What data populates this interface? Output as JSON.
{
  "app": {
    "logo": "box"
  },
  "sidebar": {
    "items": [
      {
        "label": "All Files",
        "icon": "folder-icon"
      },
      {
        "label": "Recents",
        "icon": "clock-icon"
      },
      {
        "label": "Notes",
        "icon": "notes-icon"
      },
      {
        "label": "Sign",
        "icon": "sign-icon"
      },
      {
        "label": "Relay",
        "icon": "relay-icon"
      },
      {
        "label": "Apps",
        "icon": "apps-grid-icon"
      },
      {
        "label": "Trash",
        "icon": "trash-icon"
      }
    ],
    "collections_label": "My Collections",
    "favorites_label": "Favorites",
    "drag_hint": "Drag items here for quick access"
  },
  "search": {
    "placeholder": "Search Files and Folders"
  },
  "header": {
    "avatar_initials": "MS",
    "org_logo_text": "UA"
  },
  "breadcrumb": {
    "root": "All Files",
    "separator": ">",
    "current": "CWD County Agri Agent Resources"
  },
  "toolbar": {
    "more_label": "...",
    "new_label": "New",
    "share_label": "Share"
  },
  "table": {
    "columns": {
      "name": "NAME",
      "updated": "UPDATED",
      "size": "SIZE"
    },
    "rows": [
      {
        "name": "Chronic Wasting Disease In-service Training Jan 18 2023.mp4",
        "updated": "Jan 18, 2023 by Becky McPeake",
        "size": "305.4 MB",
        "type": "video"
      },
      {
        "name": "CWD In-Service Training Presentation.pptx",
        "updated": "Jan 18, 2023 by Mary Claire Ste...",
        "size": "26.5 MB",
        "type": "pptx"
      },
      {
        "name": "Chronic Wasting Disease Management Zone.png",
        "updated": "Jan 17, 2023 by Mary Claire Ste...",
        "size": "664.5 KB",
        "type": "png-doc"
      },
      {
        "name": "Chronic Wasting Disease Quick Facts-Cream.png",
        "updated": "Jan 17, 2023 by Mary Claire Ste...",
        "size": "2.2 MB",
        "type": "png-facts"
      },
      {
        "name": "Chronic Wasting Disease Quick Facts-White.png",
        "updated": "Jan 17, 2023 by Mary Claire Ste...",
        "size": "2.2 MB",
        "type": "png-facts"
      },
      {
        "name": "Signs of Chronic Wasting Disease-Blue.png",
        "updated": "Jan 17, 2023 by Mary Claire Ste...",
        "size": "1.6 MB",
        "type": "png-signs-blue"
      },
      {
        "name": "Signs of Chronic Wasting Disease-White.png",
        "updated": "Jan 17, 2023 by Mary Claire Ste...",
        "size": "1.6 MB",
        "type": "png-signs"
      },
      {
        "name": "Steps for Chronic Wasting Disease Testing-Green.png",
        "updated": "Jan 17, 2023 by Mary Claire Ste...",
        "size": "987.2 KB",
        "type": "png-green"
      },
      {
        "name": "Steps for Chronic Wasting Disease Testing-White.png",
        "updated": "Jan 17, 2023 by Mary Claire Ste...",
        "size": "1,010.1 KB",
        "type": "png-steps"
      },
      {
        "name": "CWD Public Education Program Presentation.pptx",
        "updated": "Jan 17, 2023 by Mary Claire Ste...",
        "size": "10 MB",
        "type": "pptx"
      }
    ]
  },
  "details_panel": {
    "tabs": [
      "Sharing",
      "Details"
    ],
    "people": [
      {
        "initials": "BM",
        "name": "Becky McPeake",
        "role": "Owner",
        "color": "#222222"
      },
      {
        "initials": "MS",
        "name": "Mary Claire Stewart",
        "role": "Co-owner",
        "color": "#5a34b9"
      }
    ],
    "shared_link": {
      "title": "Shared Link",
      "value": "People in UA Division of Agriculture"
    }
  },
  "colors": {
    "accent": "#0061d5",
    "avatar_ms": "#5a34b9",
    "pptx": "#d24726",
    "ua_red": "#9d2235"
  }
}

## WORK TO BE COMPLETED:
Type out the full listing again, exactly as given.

## SOLUTION FOR THIS EXERCISE:
What data populates this interface? Output as JSON.
{
  "app": {
    "logo": "box"
  },
  "sidebar": {
    "items": [
      {
        "label": "All Files",
        "icon": "folder-icon"
      },
      {
        "label": "Recents",
        "icon": "clock-icon"
      },
      {
        "label": "Notes",
        "icon": "notes-icon"
      },
      {
        "label": "Sign",
        "icon": "sign-icon"
      },
      {
        "label": "Relay",
        "icon": "relay-icon"
      },
      {
        "label": "Apps",
        "icon": "apps-grid-icon"
      },
      {
        "label": "Trash",
        "icon": "trash-icon"
      }
    ],
    "collections_label": "My Collections",
    "favorites_label": "Favorites",
    "drag_hint": "Drag items here for quick access"
  },
  "search": {
    "placeholder": "Search Files and Folders"
  },
  "header": {
    "avatar_initials": "MS",
    "org_logo_text": "UA"
  },
  "breadcrumb": {
    "root": "All Files",
    "separator": ">",
    "current": "CWD County Agri Agent Resources"
  },
  "toolbar": {
    "more_label": "...",
    "new_label": "New",
    "share_label": "Share"
  },
  "table": {
    "columns": {
      "name": "NAME",
      "updated": "UPDATED",
      "size": "SIZE"
    },
    "rows": [
      {
        "name": "Chronic Wasting Disease In-service Training Jan 18 2023.mp4",
        "updated": "Jan 18, 2023 by Becky McPeake",
        "size": "305.4 MB",
        "type": "video"
      },
      {
        "name": "CWD In-Service Training Presentation.pptx",
        "updated": "Jan 18, 2023 by Mary Claire Ste...",
        "size": "26.5 MB",
        "type": "pptx"
      },
      {
        "name": "Chronic Wasting Disease Management Zone.png",
        "updated": "Jan 17, 2023 by Mary Claire Ste...",
        "size": "664.5 KB",
        "type": "png-doc"
      },
      {
        "name": "Chronic Wasting Disease Quick Facts-Cream.png",
        "updated": "Jan 17, 2023 by Mary Claire Ste...",
        "size": "2.2 MB",
        "type": "png-facts"
      },
      {
        "name": "Chronic Wasting Disease Quick Facts-White.png",
        "updated": "Jan 17, 2023 by Mary Claire Ste...",
        "size": "2.2 MB",
        "type": "png-facts"
      },
      {
        "name": "Signs of Chronic Wasting Disease-Blue.png",
        "updated": "Jan 17, 2023 by Mary Claire Ste...",
        "size": "1.6 MB",
        "type": "png-signs-blue"
      },
      {
        "name": "Signs of Chronic Wasting Disease-White.png",
        "updated": "Jan 17, 2023 by Mary Claire Ste...",
        "size": "1.6 MB",
        "type": "png-signs"
      },
      {
        "name": "Steps for Chronic Wasting Disease Testing-Green.png",
        "updated": "Jan 17, 2023 by Mary Claire Ste...",
        "size": "987.2 KB",
        "type": "png-green"
      },
      {
        "name": "Steps for Chronic Wasting Disease Testing-White.png",
        "updated": "Jan 17, 2023 by Mary Claire Ste...",
        "size": "1,010.1 KB",
        "type": "png-steps"
      },
      {
        "name": "CWD Public Education Program Presentation.pptx",
        "updated": "Jan 17, 2023 by Mary Claire Ste...",
        "size": "10 MB",
        "type": "pptx"
      }
    ]
  },
  "details_panel": {
    "tabs": [
      "Sharing",
      "Details"
    ],
    "people": [
      {
        "initials": "BM",
        "name": "Becky McPeake",
        "role": "Owner",
        "color": "#222222"
      },
      {
        "initials": "MS",
        "name": "Mary Claire Stewart",
        "role": "Co-owner",
        "color": "#5a34b9"
      }
    ],
    "shared_link": {
      "title": "Shared Link",
      "value": "People in UA Division of Agriculture"
    }
  },
  "colors": {
    "accent": "#0061d5",
    "avatar_ms": "#5a34b9",
    "pptx": "#d24726",
    "ua_red": "#9d2235"
  }
}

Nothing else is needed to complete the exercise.